Ribosome Profiling and Translatome Sequencing of the Anterior Cingulate Cortex of Suicide Completers with a History of Early Life Adversity

Amanda Brown, Laura Fiori, J.F Théroux, Gustavo Turecki

Department of Human Genetics, Affiliated with the Douglas Mental Health University Institute

Degree program and level : MSc. 1

Name of Supervisor: Dr. Gustavo Turecki

Keywords: Suicide/Depression Research, Ribosome Profiling, Epigenetics

Ribosome profiling (riboseq) is a next generation sequencing technique that captures and profiles ribosomal footprints (RPFs): the fragments of the mRNA transcriptome that are contained under ribosomes as translation occurs (also known as the translatome). This allows riboseq to identify actively translated mRNA regions: and therefore discrepancies between the translatome and transcriptome (or genome) that are sites of epigenetic regulation. This is of great potential benefit to the study of psychiatric conditions where epigenetic changes are implicated in their phenotype, such as suicide completion, particularly when coupled with early life adversity (ELA). Transcriptomic research has found several genes to be differently methylated in ELA/suicides compared to healthy controls and non-ELA/suicides, particularly in brain areas such as the anterior cingulate cortex (ACC). However, translatomic research verifying altered proteins synthesis levels at these differently methylated sites has thus far been unexplored, and could be used further elucidate the epigenetic mechanisms underlying how ELA contributes to suicide. Furthermore, riboseq of non-tumor human brain tissue appears to be unreported in literature due to difficulty with preserving the process in vivo.

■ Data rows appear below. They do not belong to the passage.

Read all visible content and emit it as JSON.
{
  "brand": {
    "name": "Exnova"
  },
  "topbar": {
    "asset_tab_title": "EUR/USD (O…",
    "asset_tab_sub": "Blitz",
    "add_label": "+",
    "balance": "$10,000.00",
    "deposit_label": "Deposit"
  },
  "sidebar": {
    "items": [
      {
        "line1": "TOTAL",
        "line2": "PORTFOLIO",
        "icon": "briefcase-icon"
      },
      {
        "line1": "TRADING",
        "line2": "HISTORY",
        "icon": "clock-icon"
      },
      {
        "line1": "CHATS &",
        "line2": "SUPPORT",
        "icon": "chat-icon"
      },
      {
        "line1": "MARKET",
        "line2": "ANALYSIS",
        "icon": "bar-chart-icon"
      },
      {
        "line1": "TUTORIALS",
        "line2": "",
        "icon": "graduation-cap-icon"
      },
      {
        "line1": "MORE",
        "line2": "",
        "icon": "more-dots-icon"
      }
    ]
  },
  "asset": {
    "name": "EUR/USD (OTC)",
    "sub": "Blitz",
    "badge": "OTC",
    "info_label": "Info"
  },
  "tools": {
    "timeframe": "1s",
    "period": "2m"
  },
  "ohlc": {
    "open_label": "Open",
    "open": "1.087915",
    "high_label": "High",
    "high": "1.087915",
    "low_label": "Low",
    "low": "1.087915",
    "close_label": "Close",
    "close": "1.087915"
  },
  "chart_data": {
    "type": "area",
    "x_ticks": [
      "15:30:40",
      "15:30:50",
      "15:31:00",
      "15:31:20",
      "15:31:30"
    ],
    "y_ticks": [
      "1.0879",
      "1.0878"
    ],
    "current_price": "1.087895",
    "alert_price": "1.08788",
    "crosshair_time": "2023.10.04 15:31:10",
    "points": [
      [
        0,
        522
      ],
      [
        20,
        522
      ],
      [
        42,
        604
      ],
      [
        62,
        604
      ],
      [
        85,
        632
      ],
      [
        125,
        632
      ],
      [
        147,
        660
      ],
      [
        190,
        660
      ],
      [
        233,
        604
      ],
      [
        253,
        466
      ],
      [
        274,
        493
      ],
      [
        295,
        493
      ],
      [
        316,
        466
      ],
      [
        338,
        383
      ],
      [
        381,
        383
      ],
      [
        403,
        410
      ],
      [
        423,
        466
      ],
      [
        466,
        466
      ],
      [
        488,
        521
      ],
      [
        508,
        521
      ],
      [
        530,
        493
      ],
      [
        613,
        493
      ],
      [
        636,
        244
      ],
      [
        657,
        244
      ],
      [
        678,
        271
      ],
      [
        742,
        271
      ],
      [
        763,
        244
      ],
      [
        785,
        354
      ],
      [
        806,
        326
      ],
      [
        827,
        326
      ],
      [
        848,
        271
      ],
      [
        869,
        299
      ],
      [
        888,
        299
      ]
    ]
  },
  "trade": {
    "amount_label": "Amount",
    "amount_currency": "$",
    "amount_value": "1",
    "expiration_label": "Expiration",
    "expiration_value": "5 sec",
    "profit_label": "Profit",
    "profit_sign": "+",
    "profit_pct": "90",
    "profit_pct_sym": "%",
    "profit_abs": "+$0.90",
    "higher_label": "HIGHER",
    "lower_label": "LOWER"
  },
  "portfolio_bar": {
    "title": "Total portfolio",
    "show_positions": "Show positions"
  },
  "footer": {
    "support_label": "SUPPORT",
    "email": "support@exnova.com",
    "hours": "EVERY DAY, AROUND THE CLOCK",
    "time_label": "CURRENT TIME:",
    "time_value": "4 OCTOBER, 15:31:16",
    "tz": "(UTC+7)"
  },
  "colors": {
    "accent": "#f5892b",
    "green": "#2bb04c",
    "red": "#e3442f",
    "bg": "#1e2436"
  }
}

I intend to create a novel riboseq procedure for RFP capture in human brain tissue, where sequencing will be completed on samples from the (ACC) with ELA/suicide, non-ELA/suicide, and healthy control cohorts. This riboseq procedure includes trials optimizing nuclease cocktails for RPF capture, amplification cycles, and RPF fragment purification. Procedure optimization is still ongoing: but early fragment size analysis suggests that certain nuclease cocktails are successful at capturing the characteristic ~30 bp RPF fragments compared to total RNA controls. This result is promising and supports the feasibility of RPF capture from human brain homogenate, to be further verified via coding enrichment analysis. I hypothesize that transcriptomic and translatomic differences will be found between ELA/suicide brains compared to both non-ELA/suicides and healthy controls.